- [Work order]
In the entries below, identify every line with the string "manager" and copy it.

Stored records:
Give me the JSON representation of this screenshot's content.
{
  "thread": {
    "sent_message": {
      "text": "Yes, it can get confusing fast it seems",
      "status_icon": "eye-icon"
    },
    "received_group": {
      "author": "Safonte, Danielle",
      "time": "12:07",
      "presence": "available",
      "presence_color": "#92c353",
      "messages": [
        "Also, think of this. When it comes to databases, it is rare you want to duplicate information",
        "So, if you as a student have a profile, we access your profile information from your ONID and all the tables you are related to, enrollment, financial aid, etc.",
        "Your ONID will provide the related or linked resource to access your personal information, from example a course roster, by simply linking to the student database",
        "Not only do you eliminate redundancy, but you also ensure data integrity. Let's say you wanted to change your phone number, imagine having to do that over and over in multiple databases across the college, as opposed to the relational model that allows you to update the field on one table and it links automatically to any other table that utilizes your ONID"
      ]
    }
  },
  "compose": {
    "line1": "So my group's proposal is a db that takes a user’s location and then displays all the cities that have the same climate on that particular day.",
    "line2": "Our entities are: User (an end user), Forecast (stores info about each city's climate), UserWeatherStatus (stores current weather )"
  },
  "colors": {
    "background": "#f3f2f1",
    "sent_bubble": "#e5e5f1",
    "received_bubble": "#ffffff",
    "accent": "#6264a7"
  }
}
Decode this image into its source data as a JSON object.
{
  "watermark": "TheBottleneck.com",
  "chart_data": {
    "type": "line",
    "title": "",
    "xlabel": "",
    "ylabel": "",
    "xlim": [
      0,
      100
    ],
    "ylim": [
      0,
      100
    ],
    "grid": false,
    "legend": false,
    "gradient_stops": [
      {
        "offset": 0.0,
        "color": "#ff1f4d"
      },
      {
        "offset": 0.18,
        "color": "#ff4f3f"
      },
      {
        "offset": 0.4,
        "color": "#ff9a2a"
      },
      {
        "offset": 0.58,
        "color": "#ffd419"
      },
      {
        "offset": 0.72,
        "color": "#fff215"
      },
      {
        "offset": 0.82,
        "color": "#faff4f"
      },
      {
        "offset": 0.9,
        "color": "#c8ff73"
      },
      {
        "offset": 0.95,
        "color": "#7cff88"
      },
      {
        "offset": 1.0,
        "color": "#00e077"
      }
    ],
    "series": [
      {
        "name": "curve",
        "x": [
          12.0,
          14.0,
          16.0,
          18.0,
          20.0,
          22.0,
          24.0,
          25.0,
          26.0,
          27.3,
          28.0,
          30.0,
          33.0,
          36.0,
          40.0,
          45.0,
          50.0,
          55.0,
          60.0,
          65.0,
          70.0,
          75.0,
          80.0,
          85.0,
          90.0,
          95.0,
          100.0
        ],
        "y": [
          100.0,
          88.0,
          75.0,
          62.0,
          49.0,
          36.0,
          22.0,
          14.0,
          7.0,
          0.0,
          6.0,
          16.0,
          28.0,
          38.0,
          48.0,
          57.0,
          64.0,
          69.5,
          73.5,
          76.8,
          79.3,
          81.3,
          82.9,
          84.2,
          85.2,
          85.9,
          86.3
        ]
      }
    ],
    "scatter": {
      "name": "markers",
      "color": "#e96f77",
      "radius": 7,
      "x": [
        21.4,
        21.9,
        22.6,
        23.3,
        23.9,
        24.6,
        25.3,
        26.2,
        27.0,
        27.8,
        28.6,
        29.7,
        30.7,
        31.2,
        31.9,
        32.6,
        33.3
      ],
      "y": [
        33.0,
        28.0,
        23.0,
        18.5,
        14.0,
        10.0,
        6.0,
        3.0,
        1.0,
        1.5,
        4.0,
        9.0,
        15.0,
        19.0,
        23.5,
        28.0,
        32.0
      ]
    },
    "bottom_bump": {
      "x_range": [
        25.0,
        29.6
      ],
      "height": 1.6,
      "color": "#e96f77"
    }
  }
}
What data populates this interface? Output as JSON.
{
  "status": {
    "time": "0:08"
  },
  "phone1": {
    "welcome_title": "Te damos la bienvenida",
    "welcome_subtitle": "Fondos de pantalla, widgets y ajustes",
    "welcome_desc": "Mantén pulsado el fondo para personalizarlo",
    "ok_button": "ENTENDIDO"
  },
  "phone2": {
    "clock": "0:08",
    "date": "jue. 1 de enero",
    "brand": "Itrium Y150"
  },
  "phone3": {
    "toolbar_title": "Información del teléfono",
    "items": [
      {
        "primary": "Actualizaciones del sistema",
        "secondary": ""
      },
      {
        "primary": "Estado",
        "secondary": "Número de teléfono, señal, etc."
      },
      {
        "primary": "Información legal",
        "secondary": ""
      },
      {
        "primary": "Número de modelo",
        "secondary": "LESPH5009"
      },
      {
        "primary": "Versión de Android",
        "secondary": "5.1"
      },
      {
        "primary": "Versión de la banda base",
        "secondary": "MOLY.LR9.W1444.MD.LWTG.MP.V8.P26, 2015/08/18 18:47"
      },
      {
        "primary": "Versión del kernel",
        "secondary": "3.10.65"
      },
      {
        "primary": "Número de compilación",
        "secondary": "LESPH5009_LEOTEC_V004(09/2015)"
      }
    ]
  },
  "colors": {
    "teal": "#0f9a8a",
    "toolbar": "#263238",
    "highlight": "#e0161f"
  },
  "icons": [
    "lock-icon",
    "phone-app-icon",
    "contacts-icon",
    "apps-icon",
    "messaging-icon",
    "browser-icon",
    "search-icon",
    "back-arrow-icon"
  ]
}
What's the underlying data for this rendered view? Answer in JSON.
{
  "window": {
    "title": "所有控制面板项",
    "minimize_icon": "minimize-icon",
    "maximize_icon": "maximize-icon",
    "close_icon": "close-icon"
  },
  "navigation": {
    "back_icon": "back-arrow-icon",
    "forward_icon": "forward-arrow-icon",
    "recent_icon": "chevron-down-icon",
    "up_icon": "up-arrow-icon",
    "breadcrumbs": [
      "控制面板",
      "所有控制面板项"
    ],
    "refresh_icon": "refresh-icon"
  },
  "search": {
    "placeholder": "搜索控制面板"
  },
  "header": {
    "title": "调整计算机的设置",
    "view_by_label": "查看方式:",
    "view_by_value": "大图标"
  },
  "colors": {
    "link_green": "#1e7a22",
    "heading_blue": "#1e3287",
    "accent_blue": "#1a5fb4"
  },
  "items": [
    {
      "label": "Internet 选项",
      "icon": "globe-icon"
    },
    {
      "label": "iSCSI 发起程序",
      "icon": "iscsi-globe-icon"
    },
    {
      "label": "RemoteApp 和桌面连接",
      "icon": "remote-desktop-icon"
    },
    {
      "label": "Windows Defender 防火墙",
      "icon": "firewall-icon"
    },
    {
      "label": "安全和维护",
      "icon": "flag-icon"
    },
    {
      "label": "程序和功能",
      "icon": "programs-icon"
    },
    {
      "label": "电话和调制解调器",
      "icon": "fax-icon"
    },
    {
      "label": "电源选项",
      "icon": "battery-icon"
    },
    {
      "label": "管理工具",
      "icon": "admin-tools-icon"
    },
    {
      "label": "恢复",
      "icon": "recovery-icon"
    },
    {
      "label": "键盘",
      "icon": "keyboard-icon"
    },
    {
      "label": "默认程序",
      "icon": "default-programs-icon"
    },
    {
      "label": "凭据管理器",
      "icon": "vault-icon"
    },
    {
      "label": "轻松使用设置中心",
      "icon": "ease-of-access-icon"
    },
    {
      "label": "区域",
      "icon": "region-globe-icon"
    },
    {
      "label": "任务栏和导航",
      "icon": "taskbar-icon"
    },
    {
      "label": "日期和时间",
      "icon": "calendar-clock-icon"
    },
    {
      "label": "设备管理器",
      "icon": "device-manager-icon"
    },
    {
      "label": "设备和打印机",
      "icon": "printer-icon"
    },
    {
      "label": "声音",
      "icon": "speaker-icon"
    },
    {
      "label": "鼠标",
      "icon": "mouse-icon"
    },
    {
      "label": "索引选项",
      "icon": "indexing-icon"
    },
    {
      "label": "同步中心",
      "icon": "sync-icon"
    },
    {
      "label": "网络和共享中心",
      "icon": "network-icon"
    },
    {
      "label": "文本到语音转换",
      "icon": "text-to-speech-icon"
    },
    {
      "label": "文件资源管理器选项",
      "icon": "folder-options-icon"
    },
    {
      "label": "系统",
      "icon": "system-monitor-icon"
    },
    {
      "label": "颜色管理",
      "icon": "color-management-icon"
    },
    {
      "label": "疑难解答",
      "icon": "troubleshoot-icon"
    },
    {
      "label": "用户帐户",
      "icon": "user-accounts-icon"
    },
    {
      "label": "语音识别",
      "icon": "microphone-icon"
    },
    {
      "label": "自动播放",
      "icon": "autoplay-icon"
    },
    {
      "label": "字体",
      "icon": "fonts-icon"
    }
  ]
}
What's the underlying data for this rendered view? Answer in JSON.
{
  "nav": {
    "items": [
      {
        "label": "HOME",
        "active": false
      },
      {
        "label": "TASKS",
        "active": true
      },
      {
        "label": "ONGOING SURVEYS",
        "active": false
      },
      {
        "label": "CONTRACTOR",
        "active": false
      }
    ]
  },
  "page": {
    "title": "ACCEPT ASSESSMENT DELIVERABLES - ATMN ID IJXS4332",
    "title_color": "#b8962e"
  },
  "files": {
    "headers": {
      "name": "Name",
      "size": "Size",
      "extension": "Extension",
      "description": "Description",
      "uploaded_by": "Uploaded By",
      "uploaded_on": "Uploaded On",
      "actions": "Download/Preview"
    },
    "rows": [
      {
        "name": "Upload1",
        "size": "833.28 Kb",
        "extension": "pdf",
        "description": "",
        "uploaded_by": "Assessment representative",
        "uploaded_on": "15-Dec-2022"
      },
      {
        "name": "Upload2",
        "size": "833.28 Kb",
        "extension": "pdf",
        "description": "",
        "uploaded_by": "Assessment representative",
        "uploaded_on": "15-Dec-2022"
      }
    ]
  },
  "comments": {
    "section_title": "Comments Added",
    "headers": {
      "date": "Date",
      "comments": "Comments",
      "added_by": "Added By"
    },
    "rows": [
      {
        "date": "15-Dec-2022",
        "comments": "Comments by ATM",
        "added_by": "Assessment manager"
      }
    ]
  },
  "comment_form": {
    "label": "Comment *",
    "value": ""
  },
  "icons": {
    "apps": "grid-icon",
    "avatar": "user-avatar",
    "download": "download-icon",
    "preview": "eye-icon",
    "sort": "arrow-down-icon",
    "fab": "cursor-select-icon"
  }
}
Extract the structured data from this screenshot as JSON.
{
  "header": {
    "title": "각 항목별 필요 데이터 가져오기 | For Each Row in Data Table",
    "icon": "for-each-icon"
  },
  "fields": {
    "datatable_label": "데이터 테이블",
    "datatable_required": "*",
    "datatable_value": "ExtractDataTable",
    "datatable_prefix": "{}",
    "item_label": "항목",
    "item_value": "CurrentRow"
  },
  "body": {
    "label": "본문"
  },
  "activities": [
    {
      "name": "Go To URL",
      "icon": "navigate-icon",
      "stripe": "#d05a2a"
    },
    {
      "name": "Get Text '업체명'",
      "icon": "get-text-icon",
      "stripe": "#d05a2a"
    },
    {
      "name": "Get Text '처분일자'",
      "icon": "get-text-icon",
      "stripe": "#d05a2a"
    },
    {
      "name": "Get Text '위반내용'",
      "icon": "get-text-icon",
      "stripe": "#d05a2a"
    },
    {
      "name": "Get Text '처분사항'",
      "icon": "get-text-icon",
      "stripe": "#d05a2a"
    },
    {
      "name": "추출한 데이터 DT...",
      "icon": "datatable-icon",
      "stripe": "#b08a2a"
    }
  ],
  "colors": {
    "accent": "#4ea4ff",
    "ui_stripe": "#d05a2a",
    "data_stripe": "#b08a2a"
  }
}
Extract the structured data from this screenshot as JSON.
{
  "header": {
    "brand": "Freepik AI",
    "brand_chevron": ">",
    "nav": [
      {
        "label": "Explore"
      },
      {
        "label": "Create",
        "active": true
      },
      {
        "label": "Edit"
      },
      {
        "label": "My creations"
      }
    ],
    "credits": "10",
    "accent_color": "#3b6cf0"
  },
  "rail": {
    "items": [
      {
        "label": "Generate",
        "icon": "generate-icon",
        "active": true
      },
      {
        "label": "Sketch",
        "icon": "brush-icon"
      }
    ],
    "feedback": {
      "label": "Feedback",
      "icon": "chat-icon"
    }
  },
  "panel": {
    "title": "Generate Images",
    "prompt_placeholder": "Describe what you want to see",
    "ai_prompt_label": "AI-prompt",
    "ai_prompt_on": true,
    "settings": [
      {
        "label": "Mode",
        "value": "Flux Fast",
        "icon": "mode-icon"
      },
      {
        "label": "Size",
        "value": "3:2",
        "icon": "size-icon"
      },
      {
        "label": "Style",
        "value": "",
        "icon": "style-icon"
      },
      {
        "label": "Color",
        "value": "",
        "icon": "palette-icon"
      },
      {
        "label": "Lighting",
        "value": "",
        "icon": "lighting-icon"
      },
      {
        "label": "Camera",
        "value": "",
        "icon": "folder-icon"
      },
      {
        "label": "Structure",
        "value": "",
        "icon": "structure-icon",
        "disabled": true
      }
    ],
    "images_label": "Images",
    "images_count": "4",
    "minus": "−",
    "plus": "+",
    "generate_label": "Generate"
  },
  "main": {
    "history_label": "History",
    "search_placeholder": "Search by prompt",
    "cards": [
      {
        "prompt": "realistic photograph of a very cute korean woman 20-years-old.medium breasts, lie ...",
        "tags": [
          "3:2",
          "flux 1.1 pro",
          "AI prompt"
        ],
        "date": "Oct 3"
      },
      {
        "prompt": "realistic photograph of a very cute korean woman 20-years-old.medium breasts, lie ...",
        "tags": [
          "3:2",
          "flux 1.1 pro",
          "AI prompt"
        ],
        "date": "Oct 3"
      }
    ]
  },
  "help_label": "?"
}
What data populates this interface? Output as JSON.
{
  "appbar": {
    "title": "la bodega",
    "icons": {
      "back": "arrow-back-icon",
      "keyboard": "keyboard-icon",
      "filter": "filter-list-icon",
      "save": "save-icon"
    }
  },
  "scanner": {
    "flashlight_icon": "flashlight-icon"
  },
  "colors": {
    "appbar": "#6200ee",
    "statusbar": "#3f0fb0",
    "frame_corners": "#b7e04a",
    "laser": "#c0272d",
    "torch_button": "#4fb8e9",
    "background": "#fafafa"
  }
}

- [Answer box]
      "icon": "device-manager-icon"
        "added_by": "Assessment manager"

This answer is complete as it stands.